■ Task prompt ■
Note each line in the data holding the string "value" and report it.

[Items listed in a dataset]
········

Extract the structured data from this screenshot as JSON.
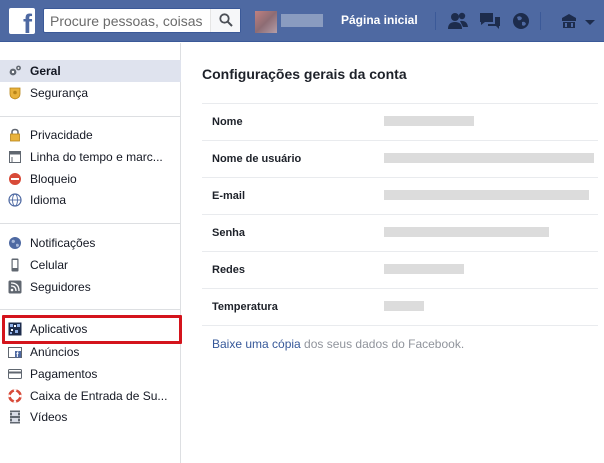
{
  "topbar": {
    "logo_letter": "f",
    "search_placeholder": "Procure pessoas, coisas",
    "home_label": "Página inicial",
    "icons": [
      "friend-requests-icon",
      "messages-icon",
      "notifications-globe-icon",
      "privacy-shortcuts-icon",
      "account-menu-icon"
    ]
  },
  "sidebar": {
    "items": [
      {
        "label": "Geral",
        "icon": "gears-icon",
        "active": true
      },
      {
        "label": "Segurança",
        "icon": "shield-icon"
      },
      {
        "label": "Privacidade",
        "icon": "lock-icon"
      },
      {
        "label": "Linha do tempo e marc...",
        "icon": "timeline-icon"
      },
      {
        "label": "Bloqueio",
        "icon": "block-icon"
      },
      {
        "label": "Idioma",
        "icon": "globe-icon"
      },
      {
        "label": "Notificações",
        "icon": "notification-globe-icon"
      },
      {
        "label": "Celular",
        "icon": "mobile-icon"
      },
      {
        "label": "Seguidores",
        "icon": "rss-icon"
      },
      {
        "label": "Aplicativos",
        "icon": "apps-icon",
        "highlighted": true
      },
      {
        "label": "Anúncios",
        "icon": "ads-icon"
      },
      {
        "label": "Pagamentos",
        "icon": "card-icon"
      },
      {
        "label": "Caixa de Entrada de Su...",
        "icon": "lifebuoy-icon"
      },
      {
        "label": "Vídeos",
        "icon": "film-icon"
      }
    ]
  },
  "main": {
    "title": "Configurações gerais da conta",
    "rows": [
      {
        "label": "Nome"
      },
      {
        "label": "Nome de usuário"
      },
      {
        "label": "E-mail"
      },
      {
        "label": "Senha"
      },
      {
        "label": "Redes"
      },
      {
        "label": "Temperatura"
      }
    ],
    "footer": {
      "link": "Baixe uma cópia",
      "text": " dos seus dados do Facebook."
    }
  },
  "colors": {
    "topbar": "#4e69a2",
    "active_item": "#dfe3ee",
    "highlight": "#d4141c",
    "link": "#365899"
  }
}
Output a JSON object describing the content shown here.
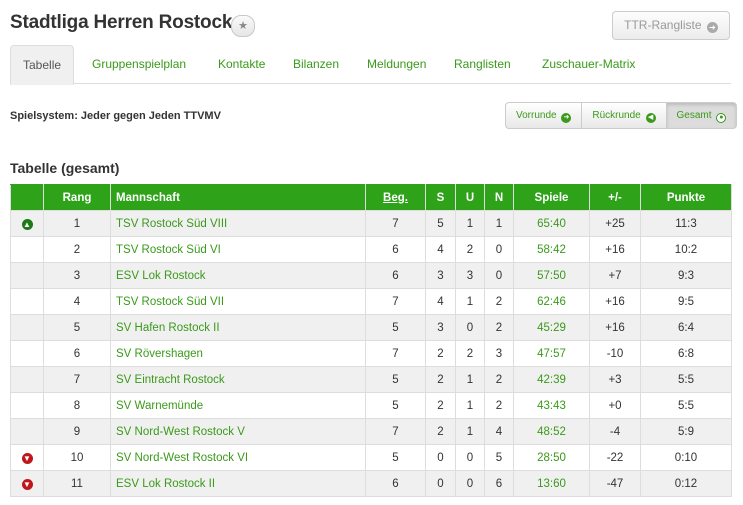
{
  "page": {
    "title": "Stadtliga Herren Rostock",
    "ttr_button": "TTR-Rangliste"
  },
  "tabs": [
    {
      "label": "Tabelle",
      "active": true
    },
    {
      "label": "Gruppenspielplan"
    },
    {
      "label": "Kontakte"
    },
    {
      "label": "Bilanzen"
    },
    {
      "label": "Meldungen"
    },
    {
      "label": "Ranglisten"
    },
    {
      "label": "Zuschauer-Matrix"
    }
  ],
  "spielsystem": "Spielsystem: Jeder gegen Jeden TTVMV",
  "round_buttons": [
    {
      "label": "Vorrunde",
      "icon": "arrow-right-circle-icon"
    },
    {
      "label": "Rückrunde",
      "icon": "arrow-left-circle-icon"
    },
    {
      "label": "Gesamt",
      "icon": "dot-circle-icon",
      "active": true
    }
  ],
  "table": {
    "title": "Tabelle (gesamt)",
    "headers": {
      "tendenz": "",
      "rang": "Rang",
      "mannschaft": "Mannschaft",
      "beg": "Beg.",
      "s": "S",
      "u": "U",
      "n": "N",
      "spiele": "Spiele",
      "diff": "+/-",
      "punkte": "Punkte"
    },
    "rows": [
      {
        "tendenz": "up",
        "rang": "1",
        "mannschaft": "TSV Rostock Süd VIII",
        "beg": "7",
        "s": "5",
        "u": "1",
        "n": "1",
        "spiele": "65:40",
        "diff": "+25",
        "punkte": "11:3"
      },
      {
        "tendenz": "",
        "rang": "2",
        "mannschaft": "TSV Rostock Süd VI",
        "beg": "6",
        "s": "4",
        "u": "2",
        "n": "0",
        "spiele": "58:42",
        "diff": "+16",
        "punkte": "10:2"
      },
      {
        "tendenz": "",
        "rang": "3",
        "mannschaft": "ESV Lok Rostock",
        "beg": "6",
        "s": "3",
        "u": "3",
        "n": "0",
        "spiele": "57:50",
        "diff": "+7",
        "punkte": "9:3"
      },
      {
        "tendenz": "",
        "rang": "4",
        "mannschaft": "TSV Rostock Süd VII",
        "beg": "7",
        "s": "4",
        "u": "1",
        "n": "2",
        "spiele": "62:46",
        "diff": "+16",
        "punkte": "9:5"
      },
      {
        "tendenz": "",
        "rang": "5",
        "mannschaft": "SV Hafen Rostock II",
        "beg": "5",
        "s": "3",
        "u": "0",
        "n": "2",
        "spiele": "45:29",
        "diff": "+16",
        "punkte": "6:4"
      },
      {
        "tendenz": "",
        "rang": "6",
        "mannschaft": "SV Rövershagen",
        "beg": "7",
        "s": "2",
        "u": "2",
        "n": "3",
        "spiele": "47:57",
        "diff": "-10",
        "punkte": "6:8"
      },
      {
        "tendenz": "",
        "rang": "7",
        "mannschaft": "SV Eintracht Rostock",
        "beg": "5",
        "s": "2",
        "u": "1",
        "n": "2",
        "spiele": "42:39",
        "diff": "+3",
        "punkte": "5:5"
      },
      {
        "tendenz": "",
        "rang": "8",
        "mannschaft": "SV Warnemünde",
        "beg": "5",
        "s": "2",
        "u": "1",
        "n": "2",
        "spiele": "43:43",
        "diff": "+0",
        "punkte": "5:5"
      },
      {
        "tendenz": "",
        "rang": "9",
        "mannschaft": "SV Nord-West Rostock V",
        "beg": "7",
        "s": "2",
        "u": "1",
        "n": "4",
        "spiele": "48:52",
        "diff": "-4",
        "punkte": "5:9"
      },
      {
        "tendenz": "down",
        "rang": "10",
        "mannschaft": "SV Nord-West Rostock VI",
        "beg": "5",
        "s": "0",
        "u": "0",
        "n": "5",
        "spiele": "28:50",
        "diff": "-22",
        "punkte": "0:10"
      },
      {
        "tendenz": "down",
        "rang": "11",
        "mannschaft": "ESV Lok Rostock II",
        "beg": "6",
        "s": "0",
        "u": "0",
        "n": "6",
        "spiele": "13:60",
        "diff": "-47",
        "punkte": "0:12"
      }
    ]
  },
  "colors": {
    "accent_green": "#2ea31a",
    "link_green": "#3a9a1a",
    "up_green": "#1e7a14",
    "down_red": "#c0161a"
  }
}
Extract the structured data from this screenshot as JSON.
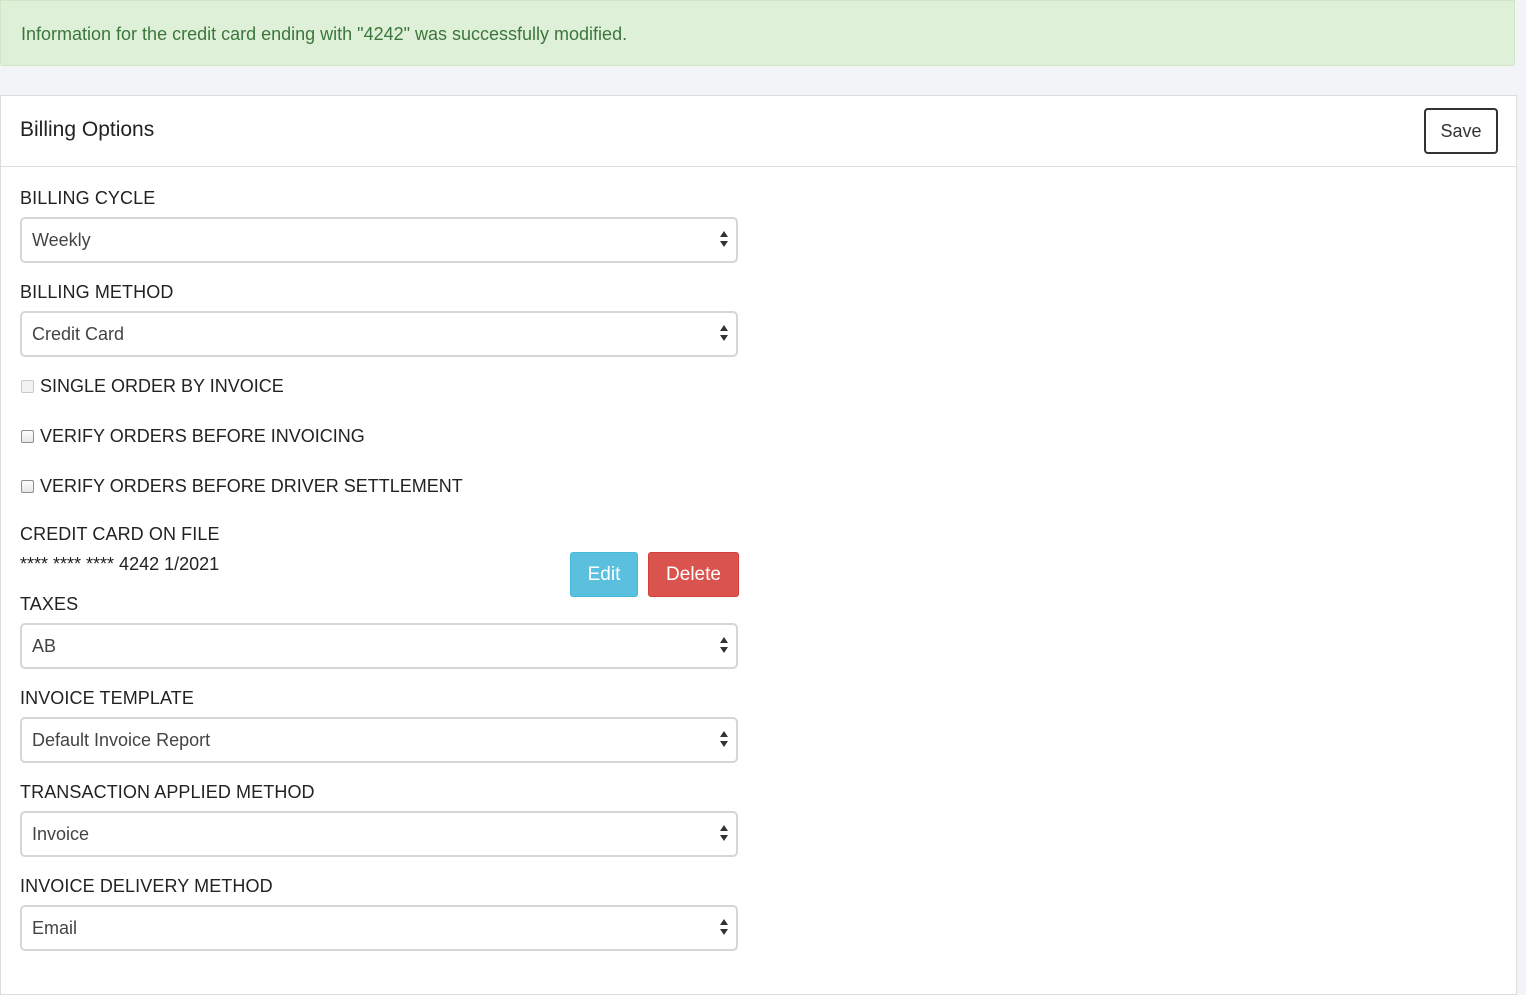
{
  "alert": {
    "message": "Information for the credit card ending with \"4242\" was successfully modified."
  },
  "panel": {
    "title": "Billing Options",
    "save_label": "Save"
  },
  "form": {
    "billing_cycle": {
      "label": "BILLING CYCLE",
      "value": "Weekly"
    },
    "billing_method": {
      "label": "BILLING METHOD",
      "value": "Credit Card"
    },
    "checkboxes": [
      {
        "label": "SINGLE ORDER BY INVOICE",
        "checked": false,
        "disabled": true
      },
      {
        "label": "VERIFY ORDERS BEFORE INVOICING",
        "checked": false,
        "disabled": false
      },
      {
        "label": "VERIFY ORDERS BEFORE DRIVER SETTLEMENT",
        "checked": false,
        "disabled": false
      }
    ],
    "credit_card": {
      "label": "CREDIT CARD ON FILE",
      "value": "**** **** **** 4242 1/2021",
      "edit_label": "Edit",
      "delete_label": "Delete"
    },
    "taxes": {
      "label": "TAXES",
      "value": "AB"
    },
    "invoice_template": {
      "label": "INVOICE TEMPLATE",
      "value": "Default Invoice Report"
    },
    "transaction_applied_method": {
      "label": "TRANSACTION APPLIED METHOD",
      "value": "Invoice"
    },
    "invoice_delivery_method": {
      "label": "INVOICE DELIVERY METHOD",
      "value": "Email"
    }
  },
  "colors": {
    "alert_bg": "#dff0d8",
    "alert_text": "#3c763d",
    "edit_button": "#5bc0de",
    "delete_button": "#d9534f"
  }
}
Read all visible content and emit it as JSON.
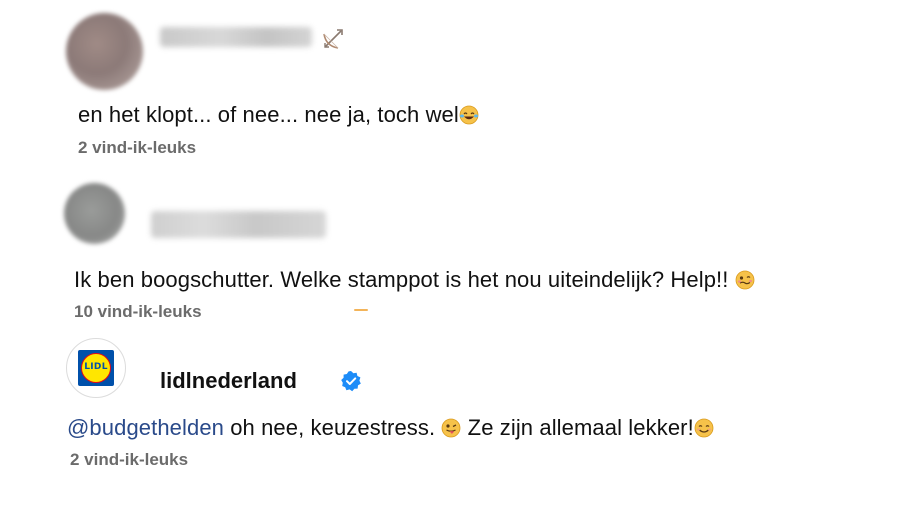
{
  "comments": [
    {
      "text": "en het klopt... of nee... nee ja, toch wel",
      "likes": "2 vind-ik-leuks"
    },
    {
      "text": "Ik ben boogschutter. Welke stamppot is het nou uiteindelijk? Help!!",
      "likes": "10 vind-ik-leuks"
    },
    {
      "username": "lidlnederland",
      "logo_text": "LIDL",
      "mention": "@budgethelden",
      "text_part1": " oh nee, keuzestress. ",
      "text_part2": " Ze zijn allemaal lekker!",
      "likes": "2 vind-ik-leuks"
    }
  ],
  "icons": {
    "bow": "bow-and-arrow-icon",
    "laugh": "tears-of-joy-emoji-icon",
    "woozy": "woozy-face-emoji-icon",
    "wink_tongue": "winking-tongue-emoji-icon",
    "smile": "smiling-face-emoji-icon",
    "verified": "verified-badge-icon"
  },
  "colors": {
    "likes_text": "#6b6b6b",
    "mention": "#2a4a8a",
    "verified": "#1d8cf8",
    "lidl_blue": "#0050aa",
    "lidl_yellow": "#ffe600",
    "lidl_red": "#e60a14"
  }
}
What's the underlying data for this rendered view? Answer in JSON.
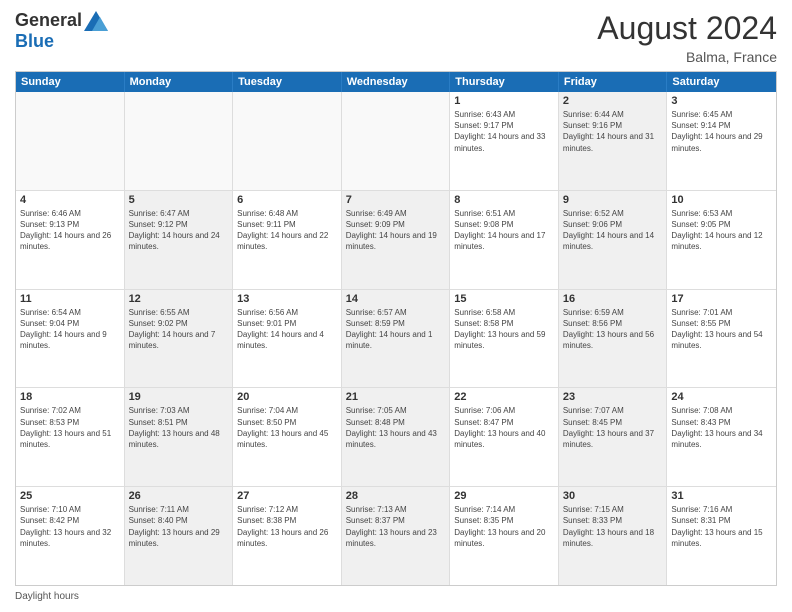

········

■ Task output ■
      "value": "Weekly"
      "value": "Credit Card"
      "value": "**** **** **** 4242 1/2021",
      "value": "AB"
      "value": "Default Invoice Report"
      "value": "Invoice"
      "value": "Email"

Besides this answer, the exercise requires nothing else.